First off, I’d like to start by saying that we are not a design company but have individuals who have undoubted talent in designing stuff. Me, I have not a creative design bone in my body! What prompted this post was a recent encounter with a client’s design company who were “re-designing” some element of our client’s web-site. What stuck me quite hard was the opposing view of object design versus process design.
Most well developed and successful web-sites are built around great processes that are easy to use, slick and give the visitor what they want. Yes, the processes are littered with objects such as buttons, banners, content, headlines and other such items but fundamentally it is the process that makes, say, Amazon or Google great. So why are web-site designers seemingly forced to work in a purely object world? Seems like they work in a straight jacket.
It seems that many web-designers were, until quite recently, designers in the static (old) world of direct mail, point-of-sale, brochures et al so how can we expect them to think about the process? The process underlines the all elements of the design, including the objects so the objects must serve the process and not the other way round. If we keep it that simple it is also much easier to evolve the objects as we can think about the objects would better serve the process (red submit buttons, big text, simple content, sensible layouts etc).
Since the turn of century, I have held onto the belief that good web-design is very rare and usually polluted by brand elements. This is confirmed in the way brand is often delivered online via a series of defined objects and properties including logo position, colour and font. These guidelines are usually set in stone and never take into account the process. It’s refreshing to see new exceptions such as Amazon and Google whilst encouraging to see older brands starting to embrace process driven design.

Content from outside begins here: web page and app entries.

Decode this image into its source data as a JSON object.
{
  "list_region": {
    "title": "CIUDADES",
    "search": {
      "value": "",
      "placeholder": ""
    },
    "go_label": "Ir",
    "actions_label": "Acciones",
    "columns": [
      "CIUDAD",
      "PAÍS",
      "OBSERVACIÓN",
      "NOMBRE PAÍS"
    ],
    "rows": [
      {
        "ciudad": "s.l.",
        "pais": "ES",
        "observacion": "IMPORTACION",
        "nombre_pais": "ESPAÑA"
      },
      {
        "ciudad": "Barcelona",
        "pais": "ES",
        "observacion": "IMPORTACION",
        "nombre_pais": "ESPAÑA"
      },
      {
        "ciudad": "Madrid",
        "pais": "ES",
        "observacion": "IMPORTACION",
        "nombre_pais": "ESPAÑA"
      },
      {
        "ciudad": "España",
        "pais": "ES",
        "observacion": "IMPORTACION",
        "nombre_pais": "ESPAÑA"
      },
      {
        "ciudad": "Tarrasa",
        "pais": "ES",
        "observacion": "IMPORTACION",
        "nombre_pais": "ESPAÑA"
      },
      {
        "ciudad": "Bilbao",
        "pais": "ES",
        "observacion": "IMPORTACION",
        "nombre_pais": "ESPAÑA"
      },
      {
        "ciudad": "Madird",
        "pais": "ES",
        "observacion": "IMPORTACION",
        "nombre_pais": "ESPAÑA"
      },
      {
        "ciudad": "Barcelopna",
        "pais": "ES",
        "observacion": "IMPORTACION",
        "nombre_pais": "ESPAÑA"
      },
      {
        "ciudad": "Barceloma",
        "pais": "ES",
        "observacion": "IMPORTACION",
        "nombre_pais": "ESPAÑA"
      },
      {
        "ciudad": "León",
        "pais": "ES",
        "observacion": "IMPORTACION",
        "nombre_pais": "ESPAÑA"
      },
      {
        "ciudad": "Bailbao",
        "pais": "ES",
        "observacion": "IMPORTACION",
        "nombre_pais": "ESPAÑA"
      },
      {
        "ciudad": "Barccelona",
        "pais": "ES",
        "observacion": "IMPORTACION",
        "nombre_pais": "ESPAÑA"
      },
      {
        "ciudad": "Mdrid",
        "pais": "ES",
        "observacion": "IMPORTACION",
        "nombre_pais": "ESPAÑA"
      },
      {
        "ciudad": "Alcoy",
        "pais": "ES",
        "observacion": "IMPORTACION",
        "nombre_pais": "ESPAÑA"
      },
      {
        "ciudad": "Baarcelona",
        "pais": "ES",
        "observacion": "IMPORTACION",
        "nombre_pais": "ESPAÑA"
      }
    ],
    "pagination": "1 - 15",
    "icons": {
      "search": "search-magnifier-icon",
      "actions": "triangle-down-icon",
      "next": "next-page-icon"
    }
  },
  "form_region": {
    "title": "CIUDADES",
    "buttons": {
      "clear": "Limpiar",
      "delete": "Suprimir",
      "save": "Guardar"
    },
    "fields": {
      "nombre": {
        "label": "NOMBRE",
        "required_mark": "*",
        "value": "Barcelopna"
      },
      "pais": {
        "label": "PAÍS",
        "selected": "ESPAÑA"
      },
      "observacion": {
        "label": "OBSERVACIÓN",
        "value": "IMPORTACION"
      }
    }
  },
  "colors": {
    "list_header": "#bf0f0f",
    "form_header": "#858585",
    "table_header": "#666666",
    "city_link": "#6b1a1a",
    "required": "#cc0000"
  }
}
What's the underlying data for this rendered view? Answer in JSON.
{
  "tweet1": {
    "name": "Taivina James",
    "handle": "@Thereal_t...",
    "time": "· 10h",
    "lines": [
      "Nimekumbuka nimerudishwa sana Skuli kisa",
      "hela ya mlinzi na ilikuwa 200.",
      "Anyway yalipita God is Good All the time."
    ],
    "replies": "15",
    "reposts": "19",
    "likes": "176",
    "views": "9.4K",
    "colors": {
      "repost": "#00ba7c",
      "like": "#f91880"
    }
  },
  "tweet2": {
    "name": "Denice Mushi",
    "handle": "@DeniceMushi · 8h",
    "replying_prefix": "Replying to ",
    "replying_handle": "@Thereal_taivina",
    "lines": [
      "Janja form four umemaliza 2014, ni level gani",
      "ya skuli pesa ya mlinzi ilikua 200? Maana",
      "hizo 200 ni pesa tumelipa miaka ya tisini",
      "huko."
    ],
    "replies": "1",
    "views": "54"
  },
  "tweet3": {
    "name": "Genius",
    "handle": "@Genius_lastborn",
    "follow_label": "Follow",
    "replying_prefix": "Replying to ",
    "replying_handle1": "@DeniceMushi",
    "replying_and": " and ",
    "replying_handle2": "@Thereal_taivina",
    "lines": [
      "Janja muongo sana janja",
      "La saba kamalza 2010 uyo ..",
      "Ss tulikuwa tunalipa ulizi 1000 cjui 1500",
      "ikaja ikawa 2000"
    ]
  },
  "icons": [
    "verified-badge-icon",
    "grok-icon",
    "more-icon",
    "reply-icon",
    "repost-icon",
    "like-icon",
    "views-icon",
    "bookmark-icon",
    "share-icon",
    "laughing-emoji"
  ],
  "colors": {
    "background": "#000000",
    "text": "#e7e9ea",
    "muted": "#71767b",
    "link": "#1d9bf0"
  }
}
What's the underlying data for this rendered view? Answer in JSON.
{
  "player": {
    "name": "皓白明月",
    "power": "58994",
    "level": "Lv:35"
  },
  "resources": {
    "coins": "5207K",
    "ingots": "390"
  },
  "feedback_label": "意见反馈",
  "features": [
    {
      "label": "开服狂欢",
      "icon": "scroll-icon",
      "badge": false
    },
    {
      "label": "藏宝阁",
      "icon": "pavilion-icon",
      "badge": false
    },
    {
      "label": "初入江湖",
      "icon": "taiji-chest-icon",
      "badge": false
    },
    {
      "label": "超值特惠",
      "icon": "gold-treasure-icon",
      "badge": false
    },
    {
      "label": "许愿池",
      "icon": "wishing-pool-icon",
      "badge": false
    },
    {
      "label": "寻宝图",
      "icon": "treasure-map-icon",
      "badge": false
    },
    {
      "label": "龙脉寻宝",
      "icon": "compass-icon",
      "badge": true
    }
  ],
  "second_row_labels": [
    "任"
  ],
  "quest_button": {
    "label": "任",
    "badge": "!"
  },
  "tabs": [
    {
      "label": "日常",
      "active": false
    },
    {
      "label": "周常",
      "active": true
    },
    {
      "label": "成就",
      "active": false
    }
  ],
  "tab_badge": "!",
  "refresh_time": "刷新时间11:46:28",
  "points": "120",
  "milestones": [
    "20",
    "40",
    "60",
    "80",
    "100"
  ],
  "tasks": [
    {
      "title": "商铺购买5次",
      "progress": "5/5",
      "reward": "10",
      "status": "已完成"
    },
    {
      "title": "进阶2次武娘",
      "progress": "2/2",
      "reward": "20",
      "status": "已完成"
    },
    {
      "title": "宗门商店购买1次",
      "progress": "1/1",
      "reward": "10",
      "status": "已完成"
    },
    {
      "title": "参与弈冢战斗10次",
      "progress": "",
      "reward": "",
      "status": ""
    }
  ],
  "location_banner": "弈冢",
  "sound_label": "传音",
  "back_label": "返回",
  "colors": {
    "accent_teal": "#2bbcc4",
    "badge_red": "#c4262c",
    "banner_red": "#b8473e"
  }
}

So, before you start wire-framing your next design how about designing and refining the process first? You could produce a bigger performance improvement with a process change alone than you could ever by changing object design when detached from the process. Maybe it’s time for process designers to start double-teaming with object designers?